**DESCRIPTION OF THE TASK**
Count how many lines of the data below contain the string "subtitle"; the reply should be that number alone.

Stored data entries
== Segment start ==

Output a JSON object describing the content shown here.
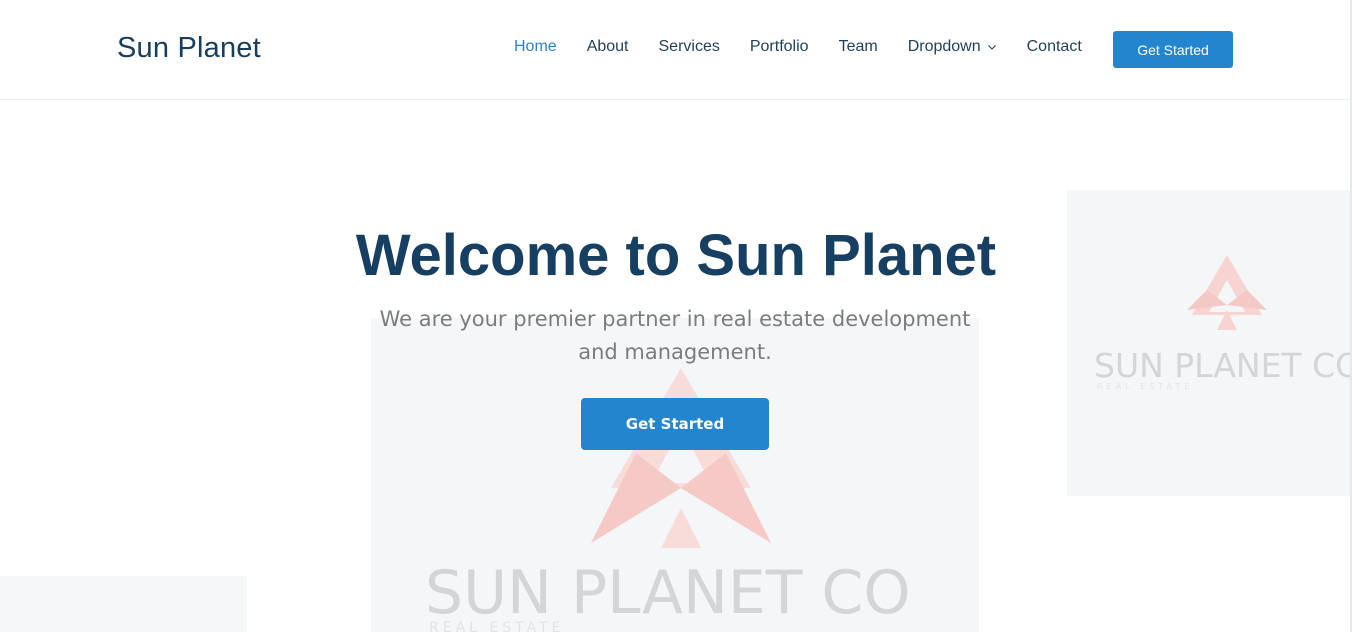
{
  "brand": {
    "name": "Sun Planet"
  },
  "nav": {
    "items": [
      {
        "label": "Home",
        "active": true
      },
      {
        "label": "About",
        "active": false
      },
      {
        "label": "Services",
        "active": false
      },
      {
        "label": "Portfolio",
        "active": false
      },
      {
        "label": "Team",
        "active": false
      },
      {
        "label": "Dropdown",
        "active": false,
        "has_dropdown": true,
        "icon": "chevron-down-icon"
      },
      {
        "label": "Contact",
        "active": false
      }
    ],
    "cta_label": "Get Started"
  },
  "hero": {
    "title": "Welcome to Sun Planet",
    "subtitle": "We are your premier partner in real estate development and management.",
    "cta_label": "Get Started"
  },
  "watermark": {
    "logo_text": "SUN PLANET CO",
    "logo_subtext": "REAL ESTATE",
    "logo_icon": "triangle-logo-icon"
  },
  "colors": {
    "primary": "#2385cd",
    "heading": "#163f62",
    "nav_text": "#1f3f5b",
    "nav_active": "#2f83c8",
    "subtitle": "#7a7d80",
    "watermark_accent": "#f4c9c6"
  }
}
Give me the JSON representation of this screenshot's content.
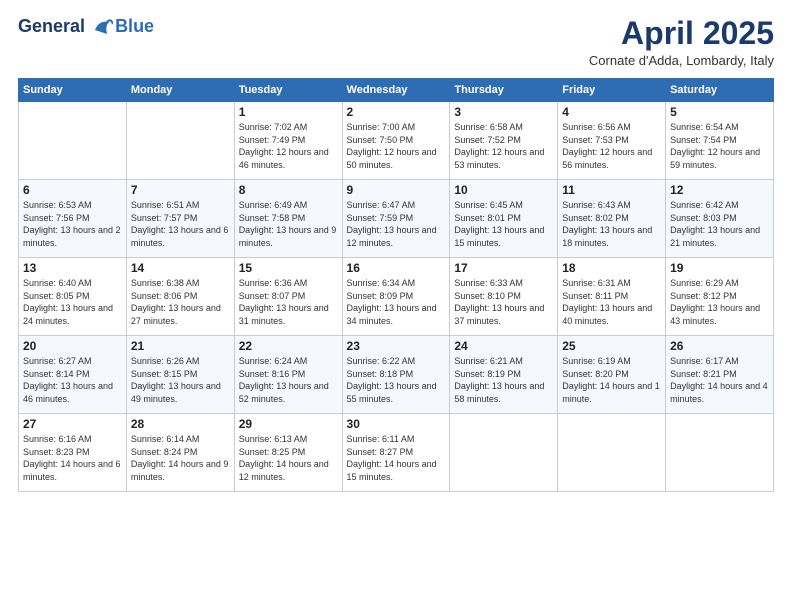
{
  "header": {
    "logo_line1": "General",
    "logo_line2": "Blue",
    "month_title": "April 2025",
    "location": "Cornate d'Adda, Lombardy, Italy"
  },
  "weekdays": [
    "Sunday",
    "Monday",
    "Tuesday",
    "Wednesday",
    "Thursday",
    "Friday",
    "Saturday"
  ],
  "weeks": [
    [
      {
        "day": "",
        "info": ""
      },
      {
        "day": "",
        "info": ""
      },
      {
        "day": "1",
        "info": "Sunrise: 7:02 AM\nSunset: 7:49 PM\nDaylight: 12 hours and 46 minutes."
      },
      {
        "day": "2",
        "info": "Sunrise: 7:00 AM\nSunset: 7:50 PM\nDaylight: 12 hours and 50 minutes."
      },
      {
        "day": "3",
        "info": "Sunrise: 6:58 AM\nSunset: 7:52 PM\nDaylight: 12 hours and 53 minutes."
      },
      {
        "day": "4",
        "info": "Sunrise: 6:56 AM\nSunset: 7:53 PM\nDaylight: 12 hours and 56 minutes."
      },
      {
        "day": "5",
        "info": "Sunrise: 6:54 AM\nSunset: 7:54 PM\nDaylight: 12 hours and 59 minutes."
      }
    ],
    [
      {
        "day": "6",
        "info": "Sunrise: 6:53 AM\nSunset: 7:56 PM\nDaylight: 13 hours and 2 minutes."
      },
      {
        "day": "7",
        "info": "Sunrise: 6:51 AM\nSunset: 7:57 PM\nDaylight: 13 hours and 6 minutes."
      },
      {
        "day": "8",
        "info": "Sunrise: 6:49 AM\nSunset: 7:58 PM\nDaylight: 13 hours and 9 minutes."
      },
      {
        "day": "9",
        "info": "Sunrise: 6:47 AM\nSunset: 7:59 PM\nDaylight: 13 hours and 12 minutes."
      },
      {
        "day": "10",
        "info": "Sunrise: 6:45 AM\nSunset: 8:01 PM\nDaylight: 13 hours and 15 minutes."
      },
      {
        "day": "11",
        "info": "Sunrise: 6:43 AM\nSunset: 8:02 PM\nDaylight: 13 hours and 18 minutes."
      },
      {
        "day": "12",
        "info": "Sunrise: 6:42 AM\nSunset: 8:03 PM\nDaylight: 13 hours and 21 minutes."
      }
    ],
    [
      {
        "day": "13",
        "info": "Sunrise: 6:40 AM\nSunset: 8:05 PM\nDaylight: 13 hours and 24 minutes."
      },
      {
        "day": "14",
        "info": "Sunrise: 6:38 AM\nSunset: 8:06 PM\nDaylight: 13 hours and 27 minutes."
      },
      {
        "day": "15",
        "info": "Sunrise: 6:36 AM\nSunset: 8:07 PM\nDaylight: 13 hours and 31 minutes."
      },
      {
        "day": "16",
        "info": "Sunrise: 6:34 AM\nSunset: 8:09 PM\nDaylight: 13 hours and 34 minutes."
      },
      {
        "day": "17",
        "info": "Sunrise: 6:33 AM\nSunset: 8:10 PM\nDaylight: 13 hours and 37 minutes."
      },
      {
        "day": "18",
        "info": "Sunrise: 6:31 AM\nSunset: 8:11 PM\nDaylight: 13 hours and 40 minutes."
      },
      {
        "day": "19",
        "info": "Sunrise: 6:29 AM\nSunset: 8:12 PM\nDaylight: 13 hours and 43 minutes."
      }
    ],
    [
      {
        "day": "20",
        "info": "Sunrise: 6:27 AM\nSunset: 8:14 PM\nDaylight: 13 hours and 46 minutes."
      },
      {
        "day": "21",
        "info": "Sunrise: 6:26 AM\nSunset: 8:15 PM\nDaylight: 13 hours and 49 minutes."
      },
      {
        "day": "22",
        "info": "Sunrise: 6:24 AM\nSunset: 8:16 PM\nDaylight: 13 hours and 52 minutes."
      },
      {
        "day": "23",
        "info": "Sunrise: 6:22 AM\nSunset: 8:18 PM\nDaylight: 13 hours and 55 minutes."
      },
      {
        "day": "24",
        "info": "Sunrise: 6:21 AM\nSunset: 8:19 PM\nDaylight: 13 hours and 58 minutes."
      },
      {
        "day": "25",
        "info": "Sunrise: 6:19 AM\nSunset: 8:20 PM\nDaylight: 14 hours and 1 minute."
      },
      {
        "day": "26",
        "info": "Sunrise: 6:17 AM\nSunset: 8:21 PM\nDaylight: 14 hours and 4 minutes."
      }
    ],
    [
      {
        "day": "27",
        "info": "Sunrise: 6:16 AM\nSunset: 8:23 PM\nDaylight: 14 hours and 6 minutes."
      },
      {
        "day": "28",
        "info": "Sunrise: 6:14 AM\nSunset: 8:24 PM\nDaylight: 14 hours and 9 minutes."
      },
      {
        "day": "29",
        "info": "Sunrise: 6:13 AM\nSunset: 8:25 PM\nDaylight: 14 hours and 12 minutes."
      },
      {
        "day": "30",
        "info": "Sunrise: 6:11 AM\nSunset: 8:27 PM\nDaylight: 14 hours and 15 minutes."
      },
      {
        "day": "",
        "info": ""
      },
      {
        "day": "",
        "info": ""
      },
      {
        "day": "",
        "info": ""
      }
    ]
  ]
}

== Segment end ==

**RESPONSE BELOW**
2